Another limbo in the north
More than 2,000 people are living in a similar situation in the northern town of Reynosa, some 200 meters from the international bridge that links this Mexican city with Hidalgo, Texas. Migrants there—most of them from El Salvador, Honduras and Guatemala are exposed to inclement heat, without adequate access to basic services and at serious security risk.
In Reynosa’s Plaza de la Republica there are only 18 public toilets available at the camp, approximately one for every 110 people
In Reynosa’s Plaza de la Republica there are only 18 public toilets available at the camp, approximately one for every 110 people. Those who want to bathe or wash their clothes must pay 10 Mexican pesos (half a dollar) to use the showers and sinks for a maximum of 10 minutes. Drinking water (which is sometimes scarce), clothing, food, mattresses, tents, medicines and medical consultations are being provided by civil society organizations.
“The only options they have are to stay in Mexico and try to survive in deplorable conditions, or to attempt to cross into the US again”, said Anayeli Flores, MSF’s humanitarian affairs officer in Reynosa.
“Neither the Mexican nor the U.S. government are providing adequate support, despite the fact that it is US policy and Mexico’s cooperation with these policies that keep these people in conditions of vulnerability, violating their right to seek asylum”.
Ailments associated with precariousness and psychological disorders
In Reynosa, MSF provides primary health and mental health consultations and counselling through a team of social workers. It is also supporting in the provision of drinking water at the camp. Between March and August of this year, MSF carried out 902 consultations. Teams are mostly treating respiratory, digestive and dermatological conditions, largely due to severe overcrowding and obstacles to proper hygiene. Having walked long distances along the route, migrants also present with foot pain and general muscle aches.
Most of the people MSF assists have left their country of origin due to violence, and they are often victims of violence along the migration route north. In addition to this history of trauma, migrants are dealing with the mental health impact of the precarious nature of their living conditions and migration status, and separation from their family members. This can lead to emotional disorders such as anxiety, stress, and excessive fear. In some cases, they develop psychological disorders such as XYZ.
Policies that criminalize migrants
Most of the migrants in Reynosa, including women, pregnant women, children, the elderly, LGBTQ population, indigenous and non-Spanish speakers, have been expelled from the United States through Title 42, a US public health order policy that constitutes a flagrant violation of international law. The policy uses the COVID-19 pandemic as a pretext to block people seeking protection in the US and deport them to border cities in Mexico, with the blessing of the Mexican government. These policies have put migrants in direct danger and have generated worrying episodes of violence.

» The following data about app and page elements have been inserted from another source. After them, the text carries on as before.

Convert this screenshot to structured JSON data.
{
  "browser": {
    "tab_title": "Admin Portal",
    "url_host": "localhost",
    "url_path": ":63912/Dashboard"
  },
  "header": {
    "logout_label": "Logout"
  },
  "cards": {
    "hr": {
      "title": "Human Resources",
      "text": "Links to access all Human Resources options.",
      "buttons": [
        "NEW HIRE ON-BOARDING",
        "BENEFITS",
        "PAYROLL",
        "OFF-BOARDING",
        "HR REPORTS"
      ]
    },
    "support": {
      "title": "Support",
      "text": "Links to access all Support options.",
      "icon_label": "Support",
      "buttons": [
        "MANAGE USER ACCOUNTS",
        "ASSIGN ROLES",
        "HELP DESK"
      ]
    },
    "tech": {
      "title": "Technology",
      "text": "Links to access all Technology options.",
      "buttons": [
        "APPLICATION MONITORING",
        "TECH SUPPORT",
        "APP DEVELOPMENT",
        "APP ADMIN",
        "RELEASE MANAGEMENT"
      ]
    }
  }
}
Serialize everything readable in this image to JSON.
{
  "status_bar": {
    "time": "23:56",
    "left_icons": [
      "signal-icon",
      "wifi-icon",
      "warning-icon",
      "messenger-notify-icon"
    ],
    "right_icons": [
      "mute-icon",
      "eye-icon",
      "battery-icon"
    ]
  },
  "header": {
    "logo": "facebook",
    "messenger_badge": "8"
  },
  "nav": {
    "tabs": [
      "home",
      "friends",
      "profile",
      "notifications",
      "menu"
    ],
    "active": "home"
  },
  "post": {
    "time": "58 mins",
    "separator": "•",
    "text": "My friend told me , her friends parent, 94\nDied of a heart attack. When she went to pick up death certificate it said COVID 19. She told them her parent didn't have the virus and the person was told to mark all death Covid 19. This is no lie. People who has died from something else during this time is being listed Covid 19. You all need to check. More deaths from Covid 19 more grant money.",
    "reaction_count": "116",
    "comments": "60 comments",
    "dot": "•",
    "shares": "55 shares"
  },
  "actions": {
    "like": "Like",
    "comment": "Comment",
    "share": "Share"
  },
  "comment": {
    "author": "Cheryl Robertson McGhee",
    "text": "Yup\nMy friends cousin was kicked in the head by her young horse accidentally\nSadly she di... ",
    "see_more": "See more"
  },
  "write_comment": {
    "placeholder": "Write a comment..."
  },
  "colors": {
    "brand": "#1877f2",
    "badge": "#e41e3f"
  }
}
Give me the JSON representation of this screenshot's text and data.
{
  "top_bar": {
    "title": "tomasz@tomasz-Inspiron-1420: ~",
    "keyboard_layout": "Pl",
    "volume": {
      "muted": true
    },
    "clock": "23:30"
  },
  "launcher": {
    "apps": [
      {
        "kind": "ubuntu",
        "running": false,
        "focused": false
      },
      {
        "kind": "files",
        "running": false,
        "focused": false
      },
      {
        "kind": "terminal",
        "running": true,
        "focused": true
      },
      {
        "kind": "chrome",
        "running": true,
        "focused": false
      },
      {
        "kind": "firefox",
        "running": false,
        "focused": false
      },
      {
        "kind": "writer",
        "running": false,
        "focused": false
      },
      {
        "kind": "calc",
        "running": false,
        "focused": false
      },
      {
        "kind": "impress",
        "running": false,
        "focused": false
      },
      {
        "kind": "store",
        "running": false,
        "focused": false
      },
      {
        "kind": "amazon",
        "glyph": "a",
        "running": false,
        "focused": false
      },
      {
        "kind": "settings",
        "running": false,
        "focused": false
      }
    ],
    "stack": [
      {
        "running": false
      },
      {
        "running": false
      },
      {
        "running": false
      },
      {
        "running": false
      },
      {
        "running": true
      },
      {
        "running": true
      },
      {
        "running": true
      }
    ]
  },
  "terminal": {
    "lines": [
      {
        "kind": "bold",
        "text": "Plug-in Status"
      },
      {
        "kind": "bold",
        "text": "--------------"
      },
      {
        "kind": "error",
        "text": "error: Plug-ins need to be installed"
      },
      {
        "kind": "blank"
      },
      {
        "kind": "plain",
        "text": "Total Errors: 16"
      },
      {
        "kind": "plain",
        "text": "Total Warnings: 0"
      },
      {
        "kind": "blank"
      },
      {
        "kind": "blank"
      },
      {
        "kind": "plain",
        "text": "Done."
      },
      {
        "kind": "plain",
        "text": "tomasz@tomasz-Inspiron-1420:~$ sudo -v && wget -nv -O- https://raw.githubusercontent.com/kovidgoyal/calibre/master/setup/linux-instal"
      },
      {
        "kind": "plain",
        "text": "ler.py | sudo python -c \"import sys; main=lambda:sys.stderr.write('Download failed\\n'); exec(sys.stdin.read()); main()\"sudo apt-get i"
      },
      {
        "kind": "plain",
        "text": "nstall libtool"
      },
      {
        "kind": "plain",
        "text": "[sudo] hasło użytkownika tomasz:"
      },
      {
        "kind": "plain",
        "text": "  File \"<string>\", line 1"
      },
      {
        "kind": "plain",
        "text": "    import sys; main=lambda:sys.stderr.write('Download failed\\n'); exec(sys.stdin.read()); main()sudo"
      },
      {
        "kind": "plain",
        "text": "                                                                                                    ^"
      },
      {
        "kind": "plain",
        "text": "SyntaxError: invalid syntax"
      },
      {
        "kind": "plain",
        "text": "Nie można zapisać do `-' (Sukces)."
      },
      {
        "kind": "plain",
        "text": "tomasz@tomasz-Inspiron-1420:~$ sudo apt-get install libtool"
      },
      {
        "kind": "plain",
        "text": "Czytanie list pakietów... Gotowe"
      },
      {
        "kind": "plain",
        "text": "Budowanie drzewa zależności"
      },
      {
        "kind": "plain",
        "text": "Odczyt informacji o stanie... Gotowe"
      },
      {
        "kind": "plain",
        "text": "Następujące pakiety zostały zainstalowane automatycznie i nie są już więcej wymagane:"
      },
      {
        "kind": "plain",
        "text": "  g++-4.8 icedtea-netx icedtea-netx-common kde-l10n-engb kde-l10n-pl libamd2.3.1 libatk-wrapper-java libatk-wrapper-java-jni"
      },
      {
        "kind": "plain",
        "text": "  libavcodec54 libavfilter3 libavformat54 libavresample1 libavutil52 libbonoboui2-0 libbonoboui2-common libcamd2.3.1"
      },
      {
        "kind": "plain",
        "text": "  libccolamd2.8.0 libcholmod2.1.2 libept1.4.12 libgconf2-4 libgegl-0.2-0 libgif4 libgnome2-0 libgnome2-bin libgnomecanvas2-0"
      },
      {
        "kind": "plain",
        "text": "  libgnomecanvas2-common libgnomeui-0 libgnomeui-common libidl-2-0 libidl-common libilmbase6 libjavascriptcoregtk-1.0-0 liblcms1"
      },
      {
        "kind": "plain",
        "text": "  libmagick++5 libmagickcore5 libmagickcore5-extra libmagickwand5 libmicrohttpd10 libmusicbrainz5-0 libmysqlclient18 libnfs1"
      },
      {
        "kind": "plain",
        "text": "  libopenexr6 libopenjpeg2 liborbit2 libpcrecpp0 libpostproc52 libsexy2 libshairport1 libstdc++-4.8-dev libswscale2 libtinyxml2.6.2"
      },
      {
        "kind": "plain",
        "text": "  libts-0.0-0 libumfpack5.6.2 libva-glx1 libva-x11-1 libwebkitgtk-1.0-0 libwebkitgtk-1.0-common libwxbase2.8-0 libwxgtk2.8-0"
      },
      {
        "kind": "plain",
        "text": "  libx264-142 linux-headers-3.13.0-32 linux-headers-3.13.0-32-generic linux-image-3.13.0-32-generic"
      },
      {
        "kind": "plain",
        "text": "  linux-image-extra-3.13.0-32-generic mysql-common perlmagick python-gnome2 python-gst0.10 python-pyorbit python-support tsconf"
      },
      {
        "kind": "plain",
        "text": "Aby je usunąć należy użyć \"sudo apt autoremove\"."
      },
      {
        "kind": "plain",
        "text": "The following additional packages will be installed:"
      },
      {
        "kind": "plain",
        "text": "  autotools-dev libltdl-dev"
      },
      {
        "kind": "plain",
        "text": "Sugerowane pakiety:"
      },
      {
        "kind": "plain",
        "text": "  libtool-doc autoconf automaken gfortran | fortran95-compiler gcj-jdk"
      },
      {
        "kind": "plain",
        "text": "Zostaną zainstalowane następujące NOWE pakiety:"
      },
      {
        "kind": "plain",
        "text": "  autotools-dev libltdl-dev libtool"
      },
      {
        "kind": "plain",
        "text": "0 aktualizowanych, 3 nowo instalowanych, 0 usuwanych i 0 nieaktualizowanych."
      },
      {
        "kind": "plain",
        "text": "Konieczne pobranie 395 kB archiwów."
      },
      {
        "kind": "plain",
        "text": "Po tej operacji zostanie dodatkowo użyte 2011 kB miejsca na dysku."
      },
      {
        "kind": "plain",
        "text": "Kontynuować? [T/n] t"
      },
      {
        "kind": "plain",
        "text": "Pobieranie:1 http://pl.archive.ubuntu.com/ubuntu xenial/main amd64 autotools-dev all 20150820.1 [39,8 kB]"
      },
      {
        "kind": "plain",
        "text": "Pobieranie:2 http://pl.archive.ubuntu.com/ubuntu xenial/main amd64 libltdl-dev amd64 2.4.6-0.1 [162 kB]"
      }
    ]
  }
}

“The situation of migrants in Mexico is unsustainable,” said Gemma Domínguez, MSF’s general coordinator in Mexico. “Policies that criminalize migration, the lack of an adequate humanitarian response, and repeated violence and persecution against migrants are unacceptable and endanger the lives of thousands of men, women and children”.
MSF urgently calls on Mexican and U.S. authorities to take action to address the grave humanitarian situation of migrant populations throughout the country, particularly in border regions. The US and Mexican governments must work together to promote access to protection in the region instead of coordinating on interdiction.